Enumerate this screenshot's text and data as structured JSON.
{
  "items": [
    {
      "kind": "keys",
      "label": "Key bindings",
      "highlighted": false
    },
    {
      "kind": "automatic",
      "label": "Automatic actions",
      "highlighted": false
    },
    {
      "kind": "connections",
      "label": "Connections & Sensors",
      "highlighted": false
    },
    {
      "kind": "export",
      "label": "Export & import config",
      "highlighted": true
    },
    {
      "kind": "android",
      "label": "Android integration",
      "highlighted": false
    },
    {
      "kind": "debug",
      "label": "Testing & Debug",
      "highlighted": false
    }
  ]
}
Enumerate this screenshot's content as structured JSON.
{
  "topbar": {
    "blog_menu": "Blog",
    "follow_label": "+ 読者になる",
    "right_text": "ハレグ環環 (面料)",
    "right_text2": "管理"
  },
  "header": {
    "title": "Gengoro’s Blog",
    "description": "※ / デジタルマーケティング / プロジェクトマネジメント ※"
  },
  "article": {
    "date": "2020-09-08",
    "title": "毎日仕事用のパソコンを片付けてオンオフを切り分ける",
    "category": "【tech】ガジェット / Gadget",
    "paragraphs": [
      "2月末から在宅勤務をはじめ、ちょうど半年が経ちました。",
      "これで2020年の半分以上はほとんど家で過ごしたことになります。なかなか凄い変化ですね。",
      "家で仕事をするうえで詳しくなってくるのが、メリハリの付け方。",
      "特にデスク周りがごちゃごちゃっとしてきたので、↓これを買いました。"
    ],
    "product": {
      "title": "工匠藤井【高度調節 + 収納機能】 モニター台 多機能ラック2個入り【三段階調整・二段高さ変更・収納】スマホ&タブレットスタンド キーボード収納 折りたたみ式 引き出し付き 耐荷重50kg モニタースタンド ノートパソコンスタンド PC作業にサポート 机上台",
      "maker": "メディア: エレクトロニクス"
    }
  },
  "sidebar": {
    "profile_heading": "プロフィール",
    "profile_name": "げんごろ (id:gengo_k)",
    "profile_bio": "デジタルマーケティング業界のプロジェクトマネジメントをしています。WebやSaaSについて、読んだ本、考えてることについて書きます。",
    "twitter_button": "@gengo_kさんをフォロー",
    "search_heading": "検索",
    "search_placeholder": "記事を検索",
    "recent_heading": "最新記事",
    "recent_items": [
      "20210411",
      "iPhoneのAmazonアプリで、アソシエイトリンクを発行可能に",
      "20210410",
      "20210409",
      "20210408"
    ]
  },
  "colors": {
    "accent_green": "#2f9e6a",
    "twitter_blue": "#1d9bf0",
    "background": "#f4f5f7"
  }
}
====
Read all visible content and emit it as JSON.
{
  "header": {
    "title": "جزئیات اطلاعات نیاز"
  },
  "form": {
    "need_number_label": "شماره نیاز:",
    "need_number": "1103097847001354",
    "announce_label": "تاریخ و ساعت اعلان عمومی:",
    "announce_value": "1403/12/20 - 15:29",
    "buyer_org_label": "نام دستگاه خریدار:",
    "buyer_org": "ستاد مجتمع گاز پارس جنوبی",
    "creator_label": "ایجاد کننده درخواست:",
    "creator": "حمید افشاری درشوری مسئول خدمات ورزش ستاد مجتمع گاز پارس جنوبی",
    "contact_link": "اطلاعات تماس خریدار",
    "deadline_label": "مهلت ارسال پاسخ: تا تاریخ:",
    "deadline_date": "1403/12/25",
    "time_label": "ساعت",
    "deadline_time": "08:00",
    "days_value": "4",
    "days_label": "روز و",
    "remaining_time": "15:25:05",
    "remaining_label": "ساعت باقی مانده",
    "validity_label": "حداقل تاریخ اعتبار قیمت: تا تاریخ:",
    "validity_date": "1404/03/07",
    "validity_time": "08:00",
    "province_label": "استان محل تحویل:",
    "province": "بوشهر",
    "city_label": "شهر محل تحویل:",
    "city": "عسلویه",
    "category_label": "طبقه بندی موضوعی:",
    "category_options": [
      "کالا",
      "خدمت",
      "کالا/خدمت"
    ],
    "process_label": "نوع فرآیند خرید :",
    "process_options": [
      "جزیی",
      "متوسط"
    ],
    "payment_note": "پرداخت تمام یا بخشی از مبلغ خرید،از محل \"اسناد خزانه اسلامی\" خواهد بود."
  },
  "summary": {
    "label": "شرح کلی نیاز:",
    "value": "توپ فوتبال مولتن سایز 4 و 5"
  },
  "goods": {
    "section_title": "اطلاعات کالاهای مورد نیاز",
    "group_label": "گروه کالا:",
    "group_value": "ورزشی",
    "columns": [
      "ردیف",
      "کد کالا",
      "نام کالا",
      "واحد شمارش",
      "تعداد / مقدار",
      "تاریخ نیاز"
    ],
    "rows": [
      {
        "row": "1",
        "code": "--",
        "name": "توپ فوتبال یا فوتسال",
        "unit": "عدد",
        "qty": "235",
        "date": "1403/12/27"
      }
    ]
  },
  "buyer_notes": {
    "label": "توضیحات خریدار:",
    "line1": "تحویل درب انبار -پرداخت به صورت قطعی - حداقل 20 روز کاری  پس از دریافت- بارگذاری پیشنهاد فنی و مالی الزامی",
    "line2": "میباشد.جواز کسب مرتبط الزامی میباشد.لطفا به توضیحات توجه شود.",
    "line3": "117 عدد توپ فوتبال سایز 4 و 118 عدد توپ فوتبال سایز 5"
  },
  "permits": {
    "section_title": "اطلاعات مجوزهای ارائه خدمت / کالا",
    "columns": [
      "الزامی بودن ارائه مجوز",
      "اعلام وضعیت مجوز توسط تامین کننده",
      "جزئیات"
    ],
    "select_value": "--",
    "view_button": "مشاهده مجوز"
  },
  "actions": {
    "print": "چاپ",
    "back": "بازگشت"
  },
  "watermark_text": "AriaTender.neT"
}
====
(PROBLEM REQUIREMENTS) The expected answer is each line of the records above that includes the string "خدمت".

(REPLY)
      "خدمت",
      "کالا/خدمت"
    "section_title": "اطلاعات مجوزهای ارائه خدمت / کالا",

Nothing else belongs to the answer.